## ACTIVITY
Please copy out each entry, word for word.

## Excerpts from an interface dataset
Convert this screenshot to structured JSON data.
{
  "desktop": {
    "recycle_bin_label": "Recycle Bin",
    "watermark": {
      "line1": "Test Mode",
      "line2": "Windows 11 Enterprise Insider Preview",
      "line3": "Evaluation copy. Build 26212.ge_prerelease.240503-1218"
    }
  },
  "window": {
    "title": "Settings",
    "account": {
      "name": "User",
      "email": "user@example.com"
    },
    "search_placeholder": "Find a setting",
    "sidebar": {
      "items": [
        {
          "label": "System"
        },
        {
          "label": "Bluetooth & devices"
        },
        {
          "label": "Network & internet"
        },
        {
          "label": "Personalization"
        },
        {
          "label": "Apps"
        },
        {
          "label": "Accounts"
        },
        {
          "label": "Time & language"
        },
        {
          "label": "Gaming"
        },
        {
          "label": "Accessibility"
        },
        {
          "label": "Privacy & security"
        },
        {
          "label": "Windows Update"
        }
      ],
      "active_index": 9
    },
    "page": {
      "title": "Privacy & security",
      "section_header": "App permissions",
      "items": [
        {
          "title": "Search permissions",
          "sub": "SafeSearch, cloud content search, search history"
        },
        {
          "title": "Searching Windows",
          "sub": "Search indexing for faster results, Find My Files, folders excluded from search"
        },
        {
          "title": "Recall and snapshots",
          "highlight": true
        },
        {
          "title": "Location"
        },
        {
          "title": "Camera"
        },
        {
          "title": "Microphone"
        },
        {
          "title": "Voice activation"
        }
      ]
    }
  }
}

## RESULT
Convert this screenshot to structured JSON data.
{
  "desktop": {
    "recycle_bin_label": "Recycle Bin",
    "watermark": {
      "line1": "Test Mode",
      "line2": "Windows 11 Enterprise Insider Preview",
      "line3": "Evaluation copy. Build 26212.ge_prerelease.240503-1218"
    }
  },
  "window": {
    "title": "Settings",
    "account": {
      "name": "User",
      "email": "user@example.com"
    },
    "search_placeholder": "Find a setting",
    "sidebar": {
      "items": [
        {
          "label": "System"
        },
        {
          "label": "Bluetooth & devices"
        },
        {
          "label": "Network & internet"
        },
        {
          "label": "Personalization"
        },
        {
          "label": "Apps"
        },
        {
          "label": "Accounts"
        },
        {
          "label": "Time & language"
        },
        {
          "label": "Gaming"
        },
        {
          "label": "Accessibility"
        },
        {
          "label": "Privacy & security"
        },
        {
          "label": "Windows Update"
        }
      ],
      "active_index": 9
    },
    "page": {
      "title": "Privacy & security",
      "section_header": "App permissions",
      "items": [
        {
          "title": "Search permissions",
          "sub": "SafeSearch, cloud content search, search history"
        },
        {
          "title": "Searching Windows",
          "sub": "Search indexing for faster results, Find My Files, folders excluded from search"
        },
        {
          "title": "Recall and snapshots",
          "highlight": true
        },
        {
          "title": "Location"
        },
        {
          "title": "Camera"
        },
        {
          "title": "Microphone"
        },
        {
          "title": "Voice activation"
        }
      ]
    }
  }
}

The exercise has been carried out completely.